11 Jan 2017FINDING ADVENTURE IN THE MODERN AGE (GO-SIM)
Long-haul travel is on the rise. With travelers looking to explore new parts of the world, and airlines improving their capacity with bigger, newer fleets of planes, destinations that were once considered out of reach are now temptingly close. But is this new era of convenience taking some of the adventure out of travelling? If you feel this way, you're not alone, and there are a couple of explorers out there right now who are doing things a little differently.
First up is Ty Dalitz, from Melbourne, Australia. Ty had a number of options for visiting the UK. The first, simplest and most mainstream option was to book a flight. This would have cost him about £1,000 and taken approximately 24 hours. But that was too easy for Ty, who decided he was going to make the journey using anything but a plane
. And so he did, travelling 37,000 miles in 846 days (two years and three months).
This was by no means a race. By his own admission, Ty could have completed his journey significantly sooner than he did, having set off from Australia in the summer of 2014 and arriving in Europe just over a year later. However, in his words, 'he got distracted', and spent another year and a half travelling around Europe before finally boarding a ferry to the UK. Along the way, he travelled by sail, motorbike, train, boat and hitch-hiker, all seemingly without any sort of plan at all: "There was no real planning, just a rough route of knowing I wanted to go through China at some point."
If that sounds a bit too easy for you – after all, Ty was only attempting to travel from one end of the world to the other without stepping on a plane – then perhaps Thor Pedersen's challenge to himself will be more your speed. Thor, you see, is not merely going from A to B without using a plane. Thor is going to every country in the world
without using a plane. It's a journey that started in 2013 and is not likely to be completed until 2019. It takes a while because for the most part, Thor is travelling on container ships, which can take weeks to cross oceans. The effort should be worthwhile, as it's believed that he'll be the first person to visit every country in the world without using a plane, should he complete his quest.
Holding a world-record that no one else is likely to want to beat may be a suitable prize for Mr Pedersen, but there are other rewards out there. Take Welsh explorer Ash Dykes
, who recently walked the length of the island of Madagascar from South to North – some 1,600 miles. While his original challenge was to highlight the challenges facing Madagascar's incredibly diverse wildlife, the government of Madagascar have awarded him the role of UK Ambassador for Tourism
for the island.
If this sounds like the sort of job you might want, then this offer might be of interest – Royal Caribbean Cruises are looking to hire an intern

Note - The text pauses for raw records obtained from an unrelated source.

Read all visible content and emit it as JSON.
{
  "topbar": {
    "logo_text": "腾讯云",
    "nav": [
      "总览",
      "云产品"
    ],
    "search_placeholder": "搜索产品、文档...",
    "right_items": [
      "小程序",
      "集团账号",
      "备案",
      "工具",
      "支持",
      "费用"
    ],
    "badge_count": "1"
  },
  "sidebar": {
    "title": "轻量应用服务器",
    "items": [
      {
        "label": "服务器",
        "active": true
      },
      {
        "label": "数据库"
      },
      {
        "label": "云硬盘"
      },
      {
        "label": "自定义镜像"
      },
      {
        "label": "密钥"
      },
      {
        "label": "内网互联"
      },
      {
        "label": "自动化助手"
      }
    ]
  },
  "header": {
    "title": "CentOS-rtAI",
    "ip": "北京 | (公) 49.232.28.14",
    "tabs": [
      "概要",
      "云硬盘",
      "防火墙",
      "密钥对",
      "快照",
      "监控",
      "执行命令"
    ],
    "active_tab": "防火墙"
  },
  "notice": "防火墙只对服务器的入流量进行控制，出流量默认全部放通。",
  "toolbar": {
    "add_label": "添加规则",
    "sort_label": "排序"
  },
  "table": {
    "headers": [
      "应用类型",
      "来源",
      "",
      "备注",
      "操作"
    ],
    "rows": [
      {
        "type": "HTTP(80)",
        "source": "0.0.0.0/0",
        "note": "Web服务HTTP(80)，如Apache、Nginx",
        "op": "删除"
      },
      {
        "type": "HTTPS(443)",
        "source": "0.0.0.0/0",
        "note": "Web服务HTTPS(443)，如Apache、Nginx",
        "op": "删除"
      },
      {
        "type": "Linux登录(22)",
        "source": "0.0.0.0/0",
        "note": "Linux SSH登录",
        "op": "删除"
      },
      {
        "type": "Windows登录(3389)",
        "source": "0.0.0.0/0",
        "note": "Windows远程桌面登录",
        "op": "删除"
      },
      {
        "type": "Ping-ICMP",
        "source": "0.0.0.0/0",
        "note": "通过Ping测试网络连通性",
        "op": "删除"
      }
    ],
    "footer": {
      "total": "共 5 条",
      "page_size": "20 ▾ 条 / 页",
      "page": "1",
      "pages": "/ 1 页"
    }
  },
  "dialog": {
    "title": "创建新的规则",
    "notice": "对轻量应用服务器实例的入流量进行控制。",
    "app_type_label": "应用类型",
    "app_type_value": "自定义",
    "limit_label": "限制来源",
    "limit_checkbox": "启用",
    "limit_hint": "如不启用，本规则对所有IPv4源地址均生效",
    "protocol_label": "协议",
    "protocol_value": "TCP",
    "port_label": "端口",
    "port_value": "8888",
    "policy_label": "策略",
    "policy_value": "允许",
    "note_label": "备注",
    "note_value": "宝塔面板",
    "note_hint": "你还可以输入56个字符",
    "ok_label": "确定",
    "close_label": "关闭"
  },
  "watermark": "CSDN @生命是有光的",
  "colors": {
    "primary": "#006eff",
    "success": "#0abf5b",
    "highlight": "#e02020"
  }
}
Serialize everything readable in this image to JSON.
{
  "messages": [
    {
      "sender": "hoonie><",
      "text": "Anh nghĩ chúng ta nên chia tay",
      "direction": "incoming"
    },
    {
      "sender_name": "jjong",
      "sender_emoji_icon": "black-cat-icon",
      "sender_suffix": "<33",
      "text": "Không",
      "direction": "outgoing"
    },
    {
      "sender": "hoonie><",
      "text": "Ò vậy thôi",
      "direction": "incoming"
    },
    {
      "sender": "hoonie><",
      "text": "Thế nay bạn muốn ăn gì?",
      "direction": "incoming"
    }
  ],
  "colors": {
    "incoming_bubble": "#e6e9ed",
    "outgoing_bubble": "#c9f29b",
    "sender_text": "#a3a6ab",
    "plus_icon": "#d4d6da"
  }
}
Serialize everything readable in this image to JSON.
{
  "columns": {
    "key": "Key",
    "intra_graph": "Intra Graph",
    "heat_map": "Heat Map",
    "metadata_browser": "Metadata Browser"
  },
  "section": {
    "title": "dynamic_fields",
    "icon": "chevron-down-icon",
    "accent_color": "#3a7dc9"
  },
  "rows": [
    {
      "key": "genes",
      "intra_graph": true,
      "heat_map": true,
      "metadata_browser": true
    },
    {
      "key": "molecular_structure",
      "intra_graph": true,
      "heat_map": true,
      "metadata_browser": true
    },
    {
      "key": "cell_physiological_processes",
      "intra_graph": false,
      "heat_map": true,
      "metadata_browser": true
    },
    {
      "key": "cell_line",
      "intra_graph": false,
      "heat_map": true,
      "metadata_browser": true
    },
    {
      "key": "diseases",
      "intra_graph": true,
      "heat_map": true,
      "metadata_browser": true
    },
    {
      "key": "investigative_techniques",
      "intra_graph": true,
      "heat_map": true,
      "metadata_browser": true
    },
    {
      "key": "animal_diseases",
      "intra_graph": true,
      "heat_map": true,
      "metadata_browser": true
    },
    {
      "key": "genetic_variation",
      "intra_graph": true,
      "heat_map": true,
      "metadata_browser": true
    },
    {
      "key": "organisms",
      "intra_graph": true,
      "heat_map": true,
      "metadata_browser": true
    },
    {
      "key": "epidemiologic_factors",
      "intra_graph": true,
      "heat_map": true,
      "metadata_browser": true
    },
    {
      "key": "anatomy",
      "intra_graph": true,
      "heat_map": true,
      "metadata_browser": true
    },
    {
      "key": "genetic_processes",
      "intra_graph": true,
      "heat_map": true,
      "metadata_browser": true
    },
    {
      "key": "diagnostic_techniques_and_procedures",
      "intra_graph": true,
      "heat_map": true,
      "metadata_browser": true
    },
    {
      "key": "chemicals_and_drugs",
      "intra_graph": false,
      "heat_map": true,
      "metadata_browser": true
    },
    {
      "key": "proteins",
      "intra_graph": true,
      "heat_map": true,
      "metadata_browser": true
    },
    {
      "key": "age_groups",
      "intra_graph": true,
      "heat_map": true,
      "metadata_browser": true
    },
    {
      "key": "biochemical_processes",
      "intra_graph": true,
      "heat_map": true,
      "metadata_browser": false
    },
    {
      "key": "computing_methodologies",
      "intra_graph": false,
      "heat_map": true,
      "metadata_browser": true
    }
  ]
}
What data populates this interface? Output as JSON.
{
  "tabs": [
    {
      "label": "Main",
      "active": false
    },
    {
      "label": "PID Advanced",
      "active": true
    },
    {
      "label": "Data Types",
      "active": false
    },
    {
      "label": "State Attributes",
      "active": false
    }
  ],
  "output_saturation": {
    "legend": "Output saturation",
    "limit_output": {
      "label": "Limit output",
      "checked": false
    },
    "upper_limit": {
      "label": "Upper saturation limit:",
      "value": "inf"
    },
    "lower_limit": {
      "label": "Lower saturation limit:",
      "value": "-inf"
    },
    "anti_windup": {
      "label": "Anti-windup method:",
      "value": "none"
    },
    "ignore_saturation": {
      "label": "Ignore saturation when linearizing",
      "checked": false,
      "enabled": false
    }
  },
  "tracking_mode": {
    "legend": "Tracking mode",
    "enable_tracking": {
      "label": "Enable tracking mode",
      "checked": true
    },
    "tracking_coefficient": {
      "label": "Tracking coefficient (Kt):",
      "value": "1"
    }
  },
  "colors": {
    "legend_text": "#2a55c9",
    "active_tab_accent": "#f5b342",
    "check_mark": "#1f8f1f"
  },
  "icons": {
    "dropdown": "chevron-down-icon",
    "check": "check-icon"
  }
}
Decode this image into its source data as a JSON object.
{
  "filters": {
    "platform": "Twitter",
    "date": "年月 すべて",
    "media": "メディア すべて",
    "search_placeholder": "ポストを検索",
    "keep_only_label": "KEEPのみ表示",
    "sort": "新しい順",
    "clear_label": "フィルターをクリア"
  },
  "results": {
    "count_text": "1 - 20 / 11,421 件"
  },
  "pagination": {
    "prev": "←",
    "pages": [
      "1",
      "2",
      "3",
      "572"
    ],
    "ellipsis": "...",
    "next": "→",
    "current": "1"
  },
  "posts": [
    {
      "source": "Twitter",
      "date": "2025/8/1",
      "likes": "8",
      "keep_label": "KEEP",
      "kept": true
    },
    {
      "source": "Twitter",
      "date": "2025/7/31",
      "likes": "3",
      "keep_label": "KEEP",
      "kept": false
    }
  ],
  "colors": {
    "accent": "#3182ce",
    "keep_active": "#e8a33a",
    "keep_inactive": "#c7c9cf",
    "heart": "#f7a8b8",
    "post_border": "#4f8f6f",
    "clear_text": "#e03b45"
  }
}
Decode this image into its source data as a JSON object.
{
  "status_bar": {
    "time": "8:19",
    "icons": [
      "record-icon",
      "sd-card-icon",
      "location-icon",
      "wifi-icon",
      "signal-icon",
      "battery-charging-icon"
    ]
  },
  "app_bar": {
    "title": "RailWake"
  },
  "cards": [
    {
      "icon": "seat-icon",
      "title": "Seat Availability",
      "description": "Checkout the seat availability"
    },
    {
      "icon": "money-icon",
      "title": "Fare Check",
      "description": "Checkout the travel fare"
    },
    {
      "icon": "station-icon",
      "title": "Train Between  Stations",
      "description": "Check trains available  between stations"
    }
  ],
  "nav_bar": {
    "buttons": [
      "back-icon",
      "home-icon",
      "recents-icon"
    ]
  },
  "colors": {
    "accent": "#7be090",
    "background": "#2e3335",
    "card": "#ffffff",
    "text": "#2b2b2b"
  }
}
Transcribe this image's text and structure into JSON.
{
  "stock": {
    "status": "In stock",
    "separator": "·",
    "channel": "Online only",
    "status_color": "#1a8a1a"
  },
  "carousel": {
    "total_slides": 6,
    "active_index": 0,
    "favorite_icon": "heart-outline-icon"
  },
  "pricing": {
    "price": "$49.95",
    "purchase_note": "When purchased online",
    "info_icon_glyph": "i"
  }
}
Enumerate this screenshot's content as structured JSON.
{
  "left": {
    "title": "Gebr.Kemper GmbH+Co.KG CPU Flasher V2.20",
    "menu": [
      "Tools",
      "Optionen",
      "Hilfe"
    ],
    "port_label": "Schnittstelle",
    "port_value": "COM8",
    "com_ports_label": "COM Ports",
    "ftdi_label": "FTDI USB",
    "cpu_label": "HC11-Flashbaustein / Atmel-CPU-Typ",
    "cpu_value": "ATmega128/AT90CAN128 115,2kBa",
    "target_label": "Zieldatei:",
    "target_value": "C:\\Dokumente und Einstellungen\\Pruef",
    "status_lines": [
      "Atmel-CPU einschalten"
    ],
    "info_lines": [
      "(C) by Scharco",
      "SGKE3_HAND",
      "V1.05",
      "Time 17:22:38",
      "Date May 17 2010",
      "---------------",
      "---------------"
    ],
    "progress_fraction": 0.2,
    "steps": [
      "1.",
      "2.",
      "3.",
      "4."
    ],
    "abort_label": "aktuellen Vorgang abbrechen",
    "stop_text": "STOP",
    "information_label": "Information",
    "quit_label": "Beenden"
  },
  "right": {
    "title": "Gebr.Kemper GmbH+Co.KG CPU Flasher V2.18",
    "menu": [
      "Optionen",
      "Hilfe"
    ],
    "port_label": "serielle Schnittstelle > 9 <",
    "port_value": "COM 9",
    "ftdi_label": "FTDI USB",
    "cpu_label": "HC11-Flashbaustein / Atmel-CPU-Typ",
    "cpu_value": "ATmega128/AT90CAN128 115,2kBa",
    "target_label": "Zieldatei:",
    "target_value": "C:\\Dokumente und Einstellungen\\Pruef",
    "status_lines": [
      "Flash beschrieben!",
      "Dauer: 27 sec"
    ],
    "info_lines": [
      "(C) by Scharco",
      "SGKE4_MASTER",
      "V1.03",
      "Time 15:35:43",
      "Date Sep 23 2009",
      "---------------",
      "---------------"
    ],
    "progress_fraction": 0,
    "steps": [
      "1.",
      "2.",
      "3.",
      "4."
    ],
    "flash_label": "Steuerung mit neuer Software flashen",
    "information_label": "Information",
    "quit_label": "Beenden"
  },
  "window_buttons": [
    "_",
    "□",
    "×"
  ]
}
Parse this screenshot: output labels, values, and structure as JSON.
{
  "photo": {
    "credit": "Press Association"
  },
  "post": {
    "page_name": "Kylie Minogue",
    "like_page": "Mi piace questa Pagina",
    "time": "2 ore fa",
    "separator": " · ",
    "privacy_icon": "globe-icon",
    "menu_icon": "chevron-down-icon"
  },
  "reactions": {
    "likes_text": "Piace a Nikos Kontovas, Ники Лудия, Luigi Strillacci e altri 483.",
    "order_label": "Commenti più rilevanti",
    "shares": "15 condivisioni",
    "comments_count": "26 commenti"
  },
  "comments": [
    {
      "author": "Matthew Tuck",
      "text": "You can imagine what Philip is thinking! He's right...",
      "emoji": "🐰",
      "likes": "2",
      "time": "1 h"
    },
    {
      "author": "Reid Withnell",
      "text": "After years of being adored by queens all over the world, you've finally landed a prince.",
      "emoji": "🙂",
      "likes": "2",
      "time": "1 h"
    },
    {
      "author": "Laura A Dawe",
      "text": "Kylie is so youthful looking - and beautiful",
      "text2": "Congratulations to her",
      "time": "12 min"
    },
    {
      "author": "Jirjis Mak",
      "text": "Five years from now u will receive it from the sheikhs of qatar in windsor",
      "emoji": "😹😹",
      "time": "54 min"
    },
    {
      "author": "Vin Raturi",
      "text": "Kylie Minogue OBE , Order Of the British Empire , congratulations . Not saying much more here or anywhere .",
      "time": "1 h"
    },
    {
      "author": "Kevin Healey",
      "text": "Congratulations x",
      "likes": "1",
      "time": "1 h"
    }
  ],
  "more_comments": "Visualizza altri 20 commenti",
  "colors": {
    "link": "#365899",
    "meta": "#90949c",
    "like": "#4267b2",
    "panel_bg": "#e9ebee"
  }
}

to travel on their ships and post photos to Instagram. That's it. Sure, it's not hacking your way through thick jungle, surviving malaria or staving off boredom on a container ship during a two-week voyage across the Pacific Ocean, but to get paid to be on holiday? Where do we sign up…?